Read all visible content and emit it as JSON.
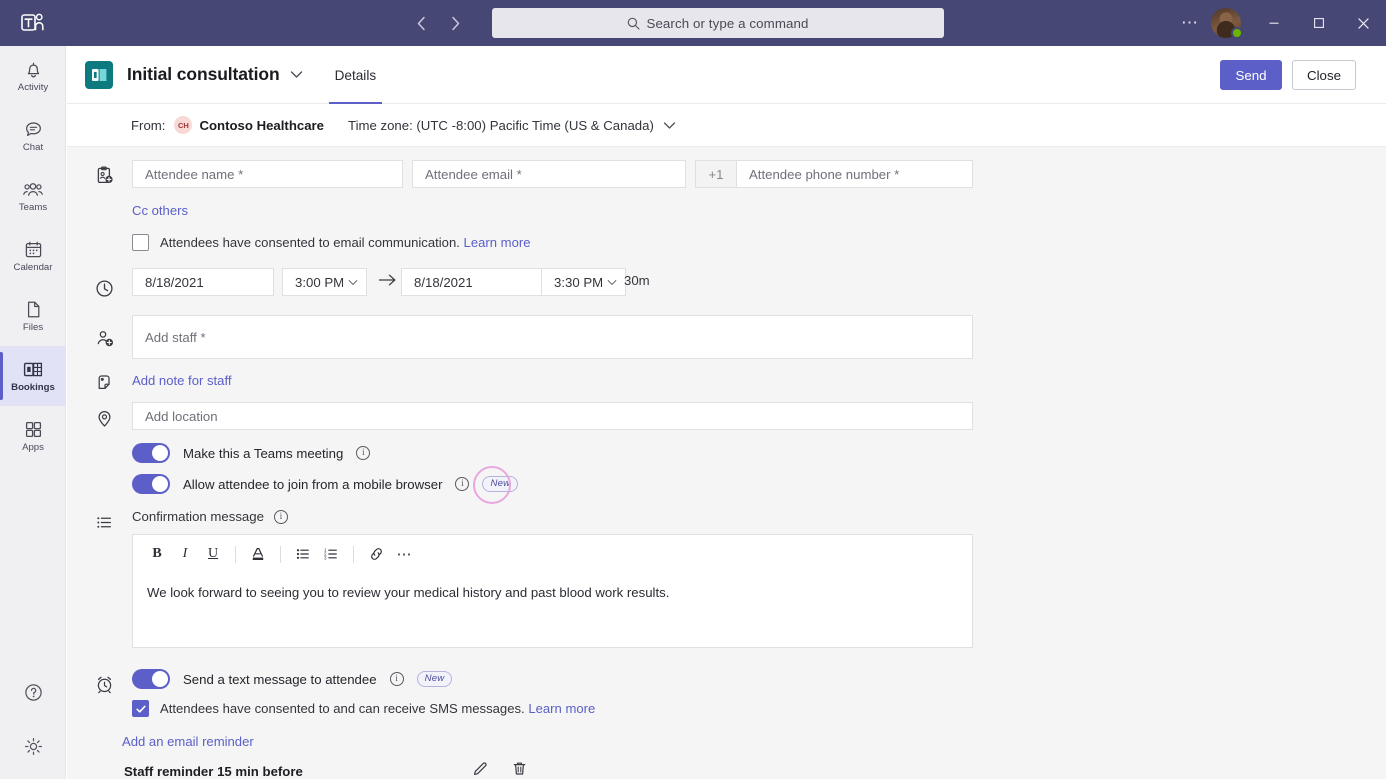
{
  "titlebar": {
    "logo_icon": "teams-logo-icon",
    "back_icon": "chevron-left-icon",
    "forward_icon": "chevron-right-icon",
    "search": {
      "placeholder": "Search or type a command",
      "icon": "search-icon"
    },
    "more_icon": "ellipsis-icon",
    "avatar": "user-avatar",
    "presence": "available-presence",
    "minimize_icon": "minimize-icon",
    "maximize_icon": "maximize-icon",
    "close_icon": "close-icon",
    "bg": "#464775"
  },
  "sidebar": {
    "items": [
      {
        "label": "Activity",
        "icon": "bell-icon",
        "active": false
      },
      {
        "label": "Chat",
        "icon": "chat-icon",
        "active": false
      },
      {
        "label": "Teams",
        "icon": "people-icon",
        "active": false
      },
      {
        "label": "Calendar",
        "icon": "calendar-icon",
        "active": false
      },
      {
        "label": "Files",
        "icon": "file-icon",
        "active": false
      },
      {
        "label": "Bookings",
        "icon": "bookings-icon",
        "active": true
      },
      {
        "label": "Apps",
        "icon": "apps-grid-icon",
        "active": false
      }
    ],
    "bottom": [
      {
        "name": "help-icon"
      },
      {
        "name": "settings-gear-icon"
      }
    ],
    "accent": "#5b5fc7"
  },
  "header": {
    "service_icon": "bookings-service-icon",
    "title": "Initial consultation",
    "title_chevron": "chevron-down-icon",
    "tabs": [
      {
        "label": "Details",
        "active": true
      }
    ],
    "send_label": "Send",
    "close_label": "Close",
    "primary_color": "#5b5fc7"
  },
  "subheader": {
    "from_label": "From:",
    "org_initials": "CH",
    "org_name": "Contoso Healthcare",
    "timezone": "Time zone: (UTC -8:00) Pacific Time (US & Canada)",
    "timezone_chevron": "chevron-down-icon"
  },
  "form": {
    "attendee": {
      "icon": "attendee-card-icon",
      "name_placeholder": "Attendee name *",
      "email_placeholder": "Attendee email *",
      "phone_prefix": "+1",
      "phone_placeholder": "Attendee phone number *",
      "cc_link": "Cc others",
      "consent_text": "Attendees have consented to email communication.",
      "consent_link": "Learn more",
      "consent_checked": false
    },
    "schedule": {
      "icon": "clock-icon",
      "start_date": "8/18/2021",
      "start_time": "3:00 PM",
      "arrow_icon": "arrow-right-icon",
      "end_date": "8/18/2021",
      "end_time": "3:30 PM",
      "duration": "30m",
      "time_chevron": "chevron-down-icon"
    },
    "staff": {
      "icon": "add-staff-icon",
      "placeholder": "Add staff *",
      "note_link": "Add note for staff",
      "note_icon": "note-icon"
    },
    "location": {
      "icon": "location-pin-icon",
      "placeholder": "Add location"
    },
    "toggles": [
      {
        "label": "Make this a Teams meeting",
        "on": true,
        "info_icon": "info-icon",
        "badge": null,
        "highlighted": false
      },
      {
        "label": "Allow attendee to join from a mobile browser",
        "on": true,
        "info_icon": "info-icon",
        "badge": "New",
        "highlighted": true
      }
    ],
    "confirmation": {
      "icon": "list-icon",
      "label": "Confirmation message",
      "info_icon": "info-icon",
      "toolbar": [
        {
          "name": "bold-icon",
          "glyph": "B"
        },
        {
          "name": "italic-icon",
          "glyph": "I"
        },
        {
          "name": "underline-icon",
          "glyph": "U"
        },
        {
          "name": "font-color-icon",
          "glyph": "A"
        },
        {
          "name": "bulleted-list-icon",
          "glyph": ""
        },
        {
          "name": "numbered-list-icon",
          "glyph": ""
        },
        {
          "name": "link-icon",
          "glyph": ""
        },
        {
          "name": "more-options-icon",
          "glyph": "⋯"
        }
      ],
      "body_text": "We look forward to seeing you to review your medical history and past blood work results."
    },
    "sms": {
      "icon": "alarm-clock-icon",
      "toggle_label": "Send a text message to attendee",
      "toggle_on": true,
      "info_icon": "info-icon",
      "badge": "New",
      "consent_text": "Attendees have consented to and can receive SMS messages.",
      "consent_link": "Learn more",
      "consent_checked": true
    },
    "reminders": {
      "add_email_link": "Add an email reminder",
      "staff_reminder": "Staff reminder 15 min before",
      "edit_icon": "pencil-icon",
      "delete_icon": "trash-icon"
    }
  }
}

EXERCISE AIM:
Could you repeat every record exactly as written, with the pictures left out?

OUTPUT OF THE EXERCISE:
Read all visible content and emit it as JSON.
{
  "titlebar": {
    "logo_icon": "teams-logo-icon",
    "back_icon": "chevron-left-icon",
    "forward_icon": "chevron-right-icon",
    "search": {
      "placeholder": "Search or type a command",
      "icon": "search-icon"
    },
    "more_icon": "ellipsis-icon",
    "avatar": "user-avatar",
    "presence": "available-presence",
    "minimize_icon": "minimize-icon",
    "maximize_icon": "maximize-icon",
    "close_icon": "close-icon",
    "bg": "#464775"
  },
  "sidebar": {
    "items": [
      {
        "label": "Activity",
        "icon": "bell-icon",
        "active": false
      },
      {
        "label": "Chat",
        "icon": "chat-icon",
        "active": false
      },
      {
        "label": "Teams",
        "icon": "people-icon",
        "active": false
      },
      {
        "label": "Calendar",
        "icon": "calendar-icon",
        "active": false
      },
      {
        "label": "Files",
        "icon": "file-icon",
        "active": false
      },
      {
        "label": "Bookings",
        "icon": "bookings-icon",
        "active": true
      },
      {
        "label": "Apps",
        "icon": "apps-grid-icon",
        "active": false
      }
    ],
    "bottom": [
      {
        "name": "help-icon"
      },
      {
        "name": "settings-gear-icon"
      }
    ],
    "accent": "#5b5fc7"
  },
  "header": {
    "service_icon": "bookings-service-icon",
    "title": "Initial consultation",
    "title_chevron": "chevron-down-icon",
    "tabs": [
      {
        "label": "Details",
        "active": true
      }
    ],
    "send_label": "Send",
    "close_label": "Close",
    "primary_color": "#5b5fc7"
  },
  "subheader": {
    "from_label": "From:",
    "org_initials": "CH",
    "org_name": "Contoso Healthcare",
    "timezone": "Time zone: (UTC -8:00) Pacific Time (US & Canada)",
    "timezone_chevron": "chevron-down-icon"
  },
  "form": {
    "attendee": {
      "icon": "attendee-card-icon",
      "name_placeholder": "Attendee name *",
      "email_placeholder": "Attendee email *",
      "phone_prefix": "+1",
      "phone_placeholder": "Attendee phone number *",
      "cc_link": "Cc others",
      "consent_text": "Attendees have consented to email communication.",
      "consent_link": "Learn more",
      "consent_checked": false
    },
    "schedule": {
      "icon": "clock-icon",
      "start_date": "8/18/2021",
      "start_time": "3:00 PM",
      "arrow_icon": "arrow-right-icon",
      "end_date": "8/18/2021",
      "end_time": "3:30 PM",
      "duration": "30m",
      "time_chevron": "chevron-down-icon"
    },
    "staff": {
      "icon": "add-staff-icon",
      "placeholder": "Add staff *",
      "note_link": "Add note for staff",
      "note_icon": "note-icon"
    },
    "location": {
      "icon": "location-pin-icon",
      "placeholder": "Add location"
    },
    "toggles": [
      {
        "label": "Make this a Teams meeting",
        "on": true,
        "info_icon": "info-icon",
        "badge": null,
        "highlighted": false
      },
      {
        "label": "Allow attendee to join from a mobile browser",
        "on": true,
        "info_icon": "info-icon",
        "badge": "New",
        "highlighted": true
      }
    ],
    "confirmation": {
      "icon": "list-icon",
      "label": "Confirmation message",
      "info_icon": "info-icon",
      "toolbar": [
        {
          "name": "bold-icon",
          "glyph": "B"
        },
        {
          "name": "italic-icon",
          "glyph": "I"
        },
        {
          "name": "underline-icon",
          "glyph": "U"
        },
        {
          "name": "font-color-icon",
          "glyph": "A"
        },
        {
          "name": "bulleted-list-icon",
          "glyph": ""
        },
        {
          "name": "numbered-list-icon",
          "glyph": ""
        },
        {
          "name": "link-icon",
          "glyph": ""
        },
        {
          "name": "more-options-icon",
          "glyph": "⋯"
        }
      ],
      "body_text": "We look forward to seeing you to review your medical history and past blood work results."
    },
    "sms": {
      "icon": "alarm-clock-icon",
      "toggle_label": "Send a text message to attendee",
      "toggle_on": true,
      "info_icon": "info-icon",
      "badge": "New",
      "consent_text": "Attendees have consented to and can receive SMS messages.",
      "consent_link": "Learn more",
      "consent_checked": true
    },
    "reminders": {
      "add_email_link": "Add an email reminder",
      "staff_reminder": "Staff reminder 15 min before",
      "edit_icon": "pencil-icon",
      "delete_icon": "trash-icon"
    }
  }
}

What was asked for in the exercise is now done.